Trademark registration is used for preventing fake luxury food ingredients from being widely distributed. However, there are some cases overseas in which trademark registration was not approved due to invalid reasons.

One example is Yamagata Prefecture’s Yonezawa-gyu beef. In order to prevent meat being branded as Yonezawa-gyu beef by a third party, the council for the promotion of the Yonezawa-gyu beef brand, comprised of local livestock farmers and local governments, applied for a trademark with the Trademark Office of the State Administration for Industry and Commerce of China.

However, in 2015, the Chinese authority denied the application because the trademark would cause confusion, since it includes the name of a place in Japan.

The council again applied for the trademark registration of a logo containing a drawing of a Yonezawa cow accompanied with the letters “Yonezawa-gyu,” but that application was rejected for a similar reason.

“We don’t even understand why our application was not approved. In China, our stance cannot be accepted,” an official of the council said.
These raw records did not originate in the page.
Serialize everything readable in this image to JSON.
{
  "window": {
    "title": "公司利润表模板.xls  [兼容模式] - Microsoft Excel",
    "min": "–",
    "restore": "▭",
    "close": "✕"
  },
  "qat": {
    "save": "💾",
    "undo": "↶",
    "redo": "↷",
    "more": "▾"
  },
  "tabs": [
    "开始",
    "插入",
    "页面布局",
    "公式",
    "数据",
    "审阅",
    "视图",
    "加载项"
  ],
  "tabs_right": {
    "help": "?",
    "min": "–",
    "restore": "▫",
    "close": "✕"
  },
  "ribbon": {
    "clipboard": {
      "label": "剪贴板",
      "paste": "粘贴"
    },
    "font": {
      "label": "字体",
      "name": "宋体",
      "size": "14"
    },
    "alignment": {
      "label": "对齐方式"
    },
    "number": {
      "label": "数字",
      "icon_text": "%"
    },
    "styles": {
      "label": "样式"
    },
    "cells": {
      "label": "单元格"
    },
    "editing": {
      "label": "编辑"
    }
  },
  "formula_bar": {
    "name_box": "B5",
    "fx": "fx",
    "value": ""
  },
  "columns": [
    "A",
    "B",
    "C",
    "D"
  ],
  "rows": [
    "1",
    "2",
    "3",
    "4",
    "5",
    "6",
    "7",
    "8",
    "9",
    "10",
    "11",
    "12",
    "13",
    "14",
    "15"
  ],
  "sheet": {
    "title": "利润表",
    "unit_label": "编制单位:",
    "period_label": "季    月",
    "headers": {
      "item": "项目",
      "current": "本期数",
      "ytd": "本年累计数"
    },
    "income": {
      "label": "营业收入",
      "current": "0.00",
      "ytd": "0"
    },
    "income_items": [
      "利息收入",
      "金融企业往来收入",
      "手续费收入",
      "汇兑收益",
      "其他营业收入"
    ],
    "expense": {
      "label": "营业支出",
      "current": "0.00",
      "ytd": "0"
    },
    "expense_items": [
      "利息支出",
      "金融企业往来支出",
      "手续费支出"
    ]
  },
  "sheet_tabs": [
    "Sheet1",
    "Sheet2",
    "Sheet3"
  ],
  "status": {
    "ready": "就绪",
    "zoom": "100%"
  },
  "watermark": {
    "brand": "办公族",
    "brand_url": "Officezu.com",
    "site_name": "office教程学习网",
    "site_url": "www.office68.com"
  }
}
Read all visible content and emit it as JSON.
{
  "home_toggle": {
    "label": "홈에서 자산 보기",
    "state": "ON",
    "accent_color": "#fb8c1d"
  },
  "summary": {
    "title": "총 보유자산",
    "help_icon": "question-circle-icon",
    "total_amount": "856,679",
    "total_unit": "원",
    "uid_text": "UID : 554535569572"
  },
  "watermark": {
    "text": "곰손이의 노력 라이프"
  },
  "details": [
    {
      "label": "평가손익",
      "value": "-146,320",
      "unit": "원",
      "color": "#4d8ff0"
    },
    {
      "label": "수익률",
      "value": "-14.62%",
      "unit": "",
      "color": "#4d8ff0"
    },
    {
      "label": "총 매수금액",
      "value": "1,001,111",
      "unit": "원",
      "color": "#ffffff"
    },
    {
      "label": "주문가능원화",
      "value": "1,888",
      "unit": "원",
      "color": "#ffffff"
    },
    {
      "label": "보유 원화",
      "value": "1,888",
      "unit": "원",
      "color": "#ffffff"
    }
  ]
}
Mutual surveillance

The agricultural ministry has therefore encouraged relevant organisations to obtain trademark registrations to protect their brands.

However, they are often not registered as trademarks as intended. If a trademark is violated, a relevant producers’ organisation or other entities need to file a lawsuit on their own, making many of them reluctant to register trademarks.

The ministry started the GI protection system in 2015, making it possible to impose fines on those who produce or sell products with falsified labeling about the place of production.

Similar systems have been introduced in more than 100 countries, including EU nations. The ministry also registered Japan’s GI mark as a trademark in such countries as South Korea and Australia, we well as the European Union, by the end of last year. 

Furthermore, the ministry plans to crack down on fake products by concluding a bilateral agreement to ensure mutual protection of GIs with respective countries.

“If fake products of inferior quality are widely distributed, it will undermine the genuine brand’s products. We would like to boost surveillance to prevent negative effects from occurring,” a ministry official said.